At a press conference in Raleigh last week about North Carolina's death penalty, the most impressive speaker was also the least well-known. Charisse Coleman, a young writer and newcomer to the Triangle, was there to support a call by the N.C. Academy of Trial Lawyers for an immediate halt to state-sponsored executions.
Seated at a long table in front of a small crowd of reporters, Coleman listened quietly as prominent Tar Heel attorneys, law professors and anti-death penalty activists described how the system operates as a cruel lottery--unfairly targeting those who are non-white, poor and live in rural counties. She held her hands in her lap as fellow-speakers cited polls showing a decline in unequivocal public support for the death penalty. One recent study by The Charlotte Observer found 62 percent of North Carolinians surveyed favor a moratorium on executions. The Trial Lawyers' own poll put that share at 59 percent.

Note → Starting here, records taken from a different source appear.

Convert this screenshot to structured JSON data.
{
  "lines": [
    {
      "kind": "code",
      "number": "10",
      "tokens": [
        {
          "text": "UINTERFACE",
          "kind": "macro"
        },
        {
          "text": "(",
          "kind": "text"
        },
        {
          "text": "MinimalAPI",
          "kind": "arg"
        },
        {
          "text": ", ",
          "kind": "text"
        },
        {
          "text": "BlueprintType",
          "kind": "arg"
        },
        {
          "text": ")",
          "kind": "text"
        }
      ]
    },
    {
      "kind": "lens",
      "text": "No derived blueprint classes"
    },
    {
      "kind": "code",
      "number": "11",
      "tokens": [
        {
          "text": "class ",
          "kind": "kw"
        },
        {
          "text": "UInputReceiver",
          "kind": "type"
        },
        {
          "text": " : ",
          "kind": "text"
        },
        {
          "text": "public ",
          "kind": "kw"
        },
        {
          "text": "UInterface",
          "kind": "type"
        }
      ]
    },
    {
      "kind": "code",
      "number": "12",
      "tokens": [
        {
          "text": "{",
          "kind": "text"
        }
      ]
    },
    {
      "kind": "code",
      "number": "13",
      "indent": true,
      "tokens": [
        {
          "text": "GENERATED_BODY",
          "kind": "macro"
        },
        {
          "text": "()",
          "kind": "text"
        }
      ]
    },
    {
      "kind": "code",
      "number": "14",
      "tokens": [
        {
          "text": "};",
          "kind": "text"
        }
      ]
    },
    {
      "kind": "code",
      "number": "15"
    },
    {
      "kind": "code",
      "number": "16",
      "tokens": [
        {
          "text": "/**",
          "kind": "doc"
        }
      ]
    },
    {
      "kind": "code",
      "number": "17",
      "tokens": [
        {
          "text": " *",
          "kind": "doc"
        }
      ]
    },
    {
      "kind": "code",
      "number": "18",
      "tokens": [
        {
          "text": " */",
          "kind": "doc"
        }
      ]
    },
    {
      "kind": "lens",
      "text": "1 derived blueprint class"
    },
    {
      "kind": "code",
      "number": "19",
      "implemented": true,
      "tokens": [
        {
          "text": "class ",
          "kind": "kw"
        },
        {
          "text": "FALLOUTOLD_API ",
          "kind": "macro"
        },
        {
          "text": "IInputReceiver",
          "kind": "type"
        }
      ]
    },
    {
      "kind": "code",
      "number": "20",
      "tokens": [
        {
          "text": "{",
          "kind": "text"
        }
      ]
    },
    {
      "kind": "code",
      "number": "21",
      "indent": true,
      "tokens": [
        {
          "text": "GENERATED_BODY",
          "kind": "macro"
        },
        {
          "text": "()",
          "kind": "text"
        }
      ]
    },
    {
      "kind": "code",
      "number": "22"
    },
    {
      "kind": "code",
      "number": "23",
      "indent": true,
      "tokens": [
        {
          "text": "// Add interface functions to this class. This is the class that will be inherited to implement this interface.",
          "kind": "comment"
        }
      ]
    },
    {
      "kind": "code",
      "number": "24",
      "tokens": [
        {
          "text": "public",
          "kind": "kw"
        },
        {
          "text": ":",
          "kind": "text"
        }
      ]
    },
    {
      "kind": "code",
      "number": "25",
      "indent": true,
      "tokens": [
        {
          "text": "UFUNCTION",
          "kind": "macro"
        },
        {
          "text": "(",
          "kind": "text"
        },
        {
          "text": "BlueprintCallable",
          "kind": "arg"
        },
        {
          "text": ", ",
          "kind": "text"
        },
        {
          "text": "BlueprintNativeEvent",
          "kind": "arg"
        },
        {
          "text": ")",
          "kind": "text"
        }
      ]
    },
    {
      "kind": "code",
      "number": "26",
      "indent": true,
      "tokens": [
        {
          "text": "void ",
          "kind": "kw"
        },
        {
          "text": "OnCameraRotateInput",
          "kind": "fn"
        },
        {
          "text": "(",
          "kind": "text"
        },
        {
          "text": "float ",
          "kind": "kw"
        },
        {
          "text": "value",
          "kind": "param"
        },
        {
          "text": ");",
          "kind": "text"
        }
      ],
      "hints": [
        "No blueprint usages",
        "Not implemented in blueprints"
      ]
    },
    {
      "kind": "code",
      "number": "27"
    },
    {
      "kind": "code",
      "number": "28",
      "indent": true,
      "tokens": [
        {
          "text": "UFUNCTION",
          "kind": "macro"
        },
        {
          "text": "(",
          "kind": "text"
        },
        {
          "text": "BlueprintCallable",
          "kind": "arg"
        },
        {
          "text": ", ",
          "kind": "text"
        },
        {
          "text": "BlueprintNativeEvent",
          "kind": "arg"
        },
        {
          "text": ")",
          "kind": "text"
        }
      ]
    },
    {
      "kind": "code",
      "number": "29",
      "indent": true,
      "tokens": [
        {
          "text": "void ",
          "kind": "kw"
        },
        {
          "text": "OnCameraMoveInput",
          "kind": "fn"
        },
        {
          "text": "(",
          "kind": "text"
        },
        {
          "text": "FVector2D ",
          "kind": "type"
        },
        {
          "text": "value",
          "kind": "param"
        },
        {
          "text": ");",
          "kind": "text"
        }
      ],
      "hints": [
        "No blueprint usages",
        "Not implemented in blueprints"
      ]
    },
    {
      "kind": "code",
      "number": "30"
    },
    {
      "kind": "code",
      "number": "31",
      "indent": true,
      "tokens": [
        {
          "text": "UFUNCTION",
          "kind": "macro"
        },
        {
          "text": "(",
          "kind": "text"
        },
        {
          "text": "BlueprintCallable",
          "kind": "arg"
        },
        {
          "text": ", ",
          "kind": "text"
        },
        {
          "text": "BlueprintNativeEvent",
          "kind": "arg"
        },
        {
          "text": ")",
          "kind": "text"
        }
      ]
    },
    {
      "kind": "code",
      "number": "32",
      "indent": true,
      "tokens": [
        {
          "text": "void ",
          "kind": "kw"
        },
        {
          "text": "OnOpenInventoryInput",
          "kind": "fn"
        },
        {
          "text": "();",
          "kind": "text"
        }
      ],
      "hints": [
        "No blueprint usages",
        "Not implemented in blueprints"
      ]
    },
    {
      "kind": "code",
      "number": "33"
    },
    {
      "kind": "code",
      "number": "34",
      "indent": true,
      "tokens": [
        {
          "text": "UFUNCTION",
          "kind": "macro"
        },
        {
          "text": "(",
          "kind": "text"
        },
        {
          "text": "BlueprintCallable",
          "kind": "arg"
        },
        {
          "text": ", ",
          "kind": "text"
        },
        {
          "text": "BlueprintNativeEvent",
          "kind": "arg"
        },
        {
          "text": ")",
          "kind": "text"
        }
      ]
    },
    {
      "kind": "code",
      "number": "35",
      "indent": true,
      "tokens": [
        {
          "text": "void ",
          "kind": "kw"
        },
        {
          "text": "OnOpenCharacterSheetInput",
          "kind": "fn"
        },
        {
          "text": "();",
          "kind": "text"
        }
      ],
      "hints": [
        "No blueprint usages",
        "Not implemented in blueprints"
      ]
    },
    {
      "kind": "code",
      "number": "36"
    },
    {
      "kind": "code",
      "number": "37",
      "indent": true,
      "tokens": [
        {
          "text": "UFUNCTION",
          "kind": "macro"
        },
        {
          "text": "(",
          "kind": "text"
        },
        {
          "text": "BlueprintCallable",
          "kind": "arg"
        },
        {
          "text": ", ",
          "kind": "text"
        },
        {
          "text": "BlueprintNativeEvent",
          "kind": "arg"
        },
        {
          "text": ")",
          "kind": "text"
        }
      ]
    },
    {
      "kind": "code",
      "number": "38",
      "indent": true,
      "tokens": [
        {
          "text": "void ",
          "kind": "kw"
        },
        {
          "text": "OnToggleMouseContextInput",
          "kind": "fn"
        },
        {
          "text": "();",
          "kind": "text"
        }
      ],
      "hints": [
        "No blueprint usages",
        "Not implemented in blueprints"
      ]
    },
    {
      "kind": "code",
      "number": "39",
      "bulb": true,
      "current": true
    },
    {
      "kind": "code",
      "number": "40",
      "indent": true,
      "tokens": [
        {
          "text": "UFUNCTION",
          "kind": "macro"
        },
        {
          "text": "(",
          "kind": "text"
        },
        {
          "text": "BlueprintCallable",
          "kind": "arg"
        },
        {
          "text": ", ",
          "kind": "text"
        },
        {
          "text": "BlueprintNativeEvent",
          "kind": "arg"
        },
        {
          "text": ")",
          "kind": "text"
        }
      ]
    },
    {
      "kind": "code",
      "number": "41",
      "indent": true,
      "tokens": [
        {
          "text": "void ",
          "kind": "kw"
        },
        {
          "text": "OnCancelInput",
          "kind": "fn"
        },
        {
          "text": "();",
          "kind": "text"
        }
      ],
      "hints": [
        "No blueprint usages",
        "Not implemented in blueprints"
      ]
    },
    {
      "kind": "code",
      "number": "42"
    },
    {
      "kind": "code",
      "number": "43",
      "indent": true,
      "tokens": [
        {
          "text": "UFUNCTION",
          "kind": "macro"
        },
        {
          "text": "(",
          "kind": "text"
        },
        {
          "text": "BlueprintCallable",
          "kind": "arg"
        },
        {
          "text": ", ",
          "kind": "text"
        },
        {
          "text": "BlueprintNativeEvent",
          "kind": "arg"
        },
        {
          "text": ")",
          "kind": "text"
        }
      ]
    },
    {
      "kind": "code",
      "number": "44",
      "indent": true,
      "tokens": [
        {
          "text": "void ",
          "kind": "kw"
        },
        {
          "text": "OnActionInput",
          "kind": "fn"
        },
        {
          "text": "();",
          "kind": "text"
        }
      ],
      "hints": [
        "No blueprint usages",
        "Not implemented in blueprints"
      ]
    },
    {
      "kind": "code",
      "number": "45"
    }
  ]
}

When it was her turn to speak, Coleman made it clear she wouldn't be citing statistics. Instead, she talked about her older brother, Russell, who was murdered five years ago during a convenience-store robbery in Louisiana. In words as precise and thorough as a police report, Coleman recounted exactly what her brother was doing when three armed men came into the store where he worked and what they said before one of them shot him in the back. The crowd sat motionless as Coleman paused to still a tremble in her voice that began when she described how her brother bled to death on the floor.
Her voice stopped trembling when she got to the heart of her speech. "Before Russell was killed, I was opposed to the death penalty. When he was killed, I was opposed to the death penalty. When his killer was sentenced, I was opposed to the death penalty," Coleman said. The desires of victim's families for justice--even vengeance--are understandable, she added, gazing steadily out at the room full of strangers. But they shouldn't be the basis for public policy.
"We have a terrible, terrible crisis of violence in this country," Coleman said. "State-sanctioned killings only add fuel to the flames."
When she took her seat, the room breathed again, and reporters began to pepper the other speakers with questions. Stories in the next day's paper focused on the polls and the politics of the call for a death-penalty moratorium. Despite the applause she'd received, it seemed Coleman's most powerful message went unheeded: When it comes to changing the death penalty, feelings are as important as facts.